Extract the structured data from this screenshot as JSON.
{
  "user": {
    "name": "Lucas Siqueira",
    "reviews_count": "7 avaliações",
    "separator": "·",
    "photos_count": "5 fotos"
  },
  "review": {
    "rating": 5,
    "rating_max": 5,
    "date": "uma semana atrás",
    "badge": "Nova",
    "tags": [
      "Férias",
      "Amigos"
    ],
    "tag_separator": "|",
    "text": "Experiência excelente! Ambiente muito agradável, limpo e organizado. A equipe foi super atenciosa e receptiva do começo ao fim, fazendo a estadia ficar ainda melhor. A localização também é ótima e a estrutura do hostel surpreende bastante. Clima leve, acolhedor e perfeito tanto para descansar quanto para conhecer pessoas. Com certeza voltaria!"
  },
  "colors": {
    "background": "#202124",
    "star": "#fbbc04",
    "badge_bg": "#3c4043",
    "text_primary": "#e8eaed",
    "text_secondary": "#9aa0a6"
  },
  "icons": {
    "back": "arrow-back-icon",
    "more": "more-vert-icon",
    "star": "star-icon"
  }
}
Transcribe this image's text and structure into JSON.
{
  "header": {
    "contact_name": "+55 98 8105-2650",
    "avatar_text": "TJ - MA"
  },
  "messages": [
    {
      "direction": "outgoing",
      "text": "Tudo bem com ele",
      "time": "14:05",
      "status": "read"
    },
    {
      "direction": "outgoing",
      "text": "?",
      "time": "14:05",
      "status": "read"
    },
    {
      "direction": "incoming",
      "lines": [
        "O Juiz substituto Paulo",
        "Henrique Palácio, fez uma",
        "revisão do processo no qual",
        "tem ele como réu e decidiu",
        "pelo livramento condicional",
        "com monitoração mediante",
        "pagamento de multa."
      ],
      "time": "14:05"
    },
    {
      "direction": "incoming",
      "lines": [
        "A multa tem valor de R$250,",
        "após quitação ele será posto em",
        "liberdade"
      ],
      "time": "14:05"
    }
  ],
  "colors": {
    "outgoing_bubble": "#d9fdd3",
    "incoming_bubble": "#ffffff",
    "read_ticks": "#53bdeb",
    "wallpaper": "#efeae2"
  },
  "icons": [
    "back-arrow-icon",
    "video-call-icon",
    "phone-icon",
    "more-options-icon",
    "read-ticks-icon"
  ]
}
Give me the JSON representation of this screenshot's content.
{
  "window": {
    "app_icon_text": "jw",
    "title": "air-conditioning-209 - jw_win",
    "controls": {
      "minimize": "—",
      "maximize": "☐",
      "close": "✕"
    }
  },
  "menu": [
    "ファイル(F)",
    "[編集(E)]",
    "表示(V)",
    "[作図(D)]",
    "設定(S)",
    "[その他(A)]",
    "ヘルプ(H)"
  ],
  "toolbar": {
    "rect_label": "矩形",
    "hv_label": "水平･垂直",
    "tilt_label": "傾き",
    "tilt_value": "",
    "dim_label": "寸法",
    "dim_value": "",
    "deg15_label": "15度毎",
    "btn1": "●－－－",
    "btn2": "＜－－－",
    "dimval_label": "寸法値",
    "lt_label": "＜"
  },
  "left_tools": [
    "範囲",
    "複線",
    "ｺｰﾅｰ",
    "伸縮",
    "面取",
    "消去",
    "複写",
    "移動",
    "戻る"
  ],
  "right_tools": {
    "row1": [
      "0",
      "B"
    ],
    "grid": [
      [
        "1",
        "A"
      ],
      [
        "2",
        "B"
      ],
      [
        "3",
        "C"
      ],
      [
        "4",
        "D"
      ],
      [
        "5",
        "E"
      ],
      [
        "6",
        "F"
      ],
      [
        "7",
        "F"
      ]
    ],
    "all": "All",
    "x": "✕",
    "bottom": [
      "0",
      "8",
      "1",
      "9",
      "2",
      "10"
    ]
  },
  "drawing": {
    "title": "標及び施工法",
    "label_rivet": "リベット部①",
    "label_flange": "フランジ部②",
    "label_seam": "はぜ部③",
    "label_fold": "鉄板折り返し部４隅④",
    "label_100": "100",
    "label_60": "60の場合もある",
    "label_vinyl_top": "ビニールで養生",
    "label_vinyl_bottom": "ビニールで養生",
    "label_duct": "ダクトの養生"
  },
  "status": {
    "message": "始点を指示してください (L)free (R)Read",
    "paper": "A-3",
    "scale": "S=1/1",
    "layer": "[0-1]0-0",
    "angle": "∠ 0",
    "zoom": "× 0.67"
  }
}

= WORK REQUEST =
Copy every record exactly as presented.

= YOUR SOLUTION =
Extract the structured data from this screenshot as JSON.
{
  "user": {
    "name": "Lucas Siqueira",
    "reviews_count": "7 avaliações",
    "separator": "·",
    "photos_count": "5 fotos"
  },
  "review": {
    "rating": 5,
    "rating_max": 5,
    "date": "uma semana atrás",
    "badge": "Nova",
    "tags": [
      "Férias",
      "Amigos"
    ],
    "tag_separator": "|",
    "text": "Experiência excelente! Ambiente muito agradável, limpo e organizado. A equipe foi super atenciosa e receptiva do começo ao fim, fazendo a estadia ficar ainda melhor. A localização também é ótima e a estrutura do hostel surpreende bastante. Clima leve, acolhedor e perfeito tanto para descansar quanto para conhecer pessoas. Com certeza voltaria!"
  },
  "colors": {
    "background": "#202124",
    "star": "#fbbc04",
    "badge_bg": "#3c4043",
    "text_primary": "#e8eaed",
    "text_secondary": "#9aa0a6"
  },
  "icons": {
    "back": "arrow-back-icon",
    "more": "more-vert-icon",
    "star": "star-icon"
  }
}
Transcribe this image's text and structure into JSON.
{
  "header": {
    "contact_name": "+55 98 8105-2650",
    "avatar_text": "TJ - MA"
  },
  "messages": [
    {
      "direction": "outgoing",
      "text": "Tudo bem com ele",
      "time": "14:05",
      "status": "read"
    },
    {
      "direction": "outgoing",
      "text": "?",
      "time": "14:05",
      "status": "read"
    },
    {
      "direction": "incoming",
      "lines": [
        "O Juiz substituto Paulo",
        "Henrique Palácio, fez uma",
        "revisão do processo no qual",
        "tem ele como réu e decidiu",
        "pelo livramento condicional",
        "com monitoração mediante",
        "pagamento de multa."
      ],
      "time": "14:05"
    },
    {
      "direction": "incoming",
      "lines": [
        "A multa tem valor de R$250,",
        "após quitação ele será posto em",
        "liberdade"
      ],
      "time": "14:05"
    }
  ],
  "colors": {
    "outgoing_bubble": "#d9fdd3",
    "incoming_bubble": "#ffffff",
    "read_ticks": "#53bdeb",
    "wallpaper": "#efeae2"
  },
  "icons": [
    "back-arrow-icon",
    "video-call-icon",
    "phone-icon",
    "more-options-icon",
    "read-ticks-icon"
  ]
}
Give me the JSON representation of this screenshot's content.
{
  "window": {
    "app_icon_text": "jw",
    "title": "air-conditioning-209 - jw_win",
    "controls": {
      "minimize": "—",
      "maximize": "☐",
      "close": "✕"
    }
  },
  "menu": [
    "ファイル(F)",
    "[編集(E)]",
    "表示(V)",
    "[作図(D)]",
    "設定(S)",
    "[その他(A)]",
    "ヘルプ(H)"
  ],
  "toolbar": {
    "rect_label": "矩形",
    "hv_label": "水平･垂直",
    "tilt_label": "傾き",
    "tilt_value": "",
    "dim_label": "寸法",
    "dim_value": "",
    "deg15_label": "15度毎",
    "btn1": "●－－－",
    "btn2": "＜－－－",
    "dimval_label": "寸法値",
    "lt_label": "＜"
  },
  "left_tools": [
    "範囲",
    "複線",
    "ｺｰﾅｰ",
    "伸縮",
    "面取",
    "消去",
    "複写",
    "移動",
    "戻る"
  ],
  "right_tools": {
    "row1": [
      "0",
      "B"
    ],
    "grid": [
      [
        "1",
        "A"
      ],
      [
        "2",
        "B"
      ],
      [
        "3",
        "C"
      ],
      [
        "4",
        "D"
      ],
      [
        "5",
        "E"
      ],
      [
        "6",
        "F"
      ],
      [
        "7",
        "F"
      ]
    ],
    "all": "All",
    "x": "✕",
    "bottom": [
      "0",
      "8",
      "1",
      "9",
      "2",
      "10"
    ]
  },
  "drawing": {
    "title": "標及び施工法",
    "label_rivet": "リベット部①",
    "label_flange": "フランジ部②",
    "label_seam": "はぜ部③",
    "label_fold": "鉄板折り返し部４隅④",
    "label_100": "100",
    "label_60": "60の場合もある",
    "label_vinyl_top": "ビニールで養生",
    "label_vinyl_bottom": "ビニールで養生",
    "label_duct": "ダクトの養生"
  },
  "status": {
    "message": "始点を指示してください (L)free (R)Read",
    "paper": "A-3",
    "scale": "S=1/1",
    "layer": "[0-1]0-0",
    "angle": "∠ 0",
    "zoom": "× 0.67"
  }
}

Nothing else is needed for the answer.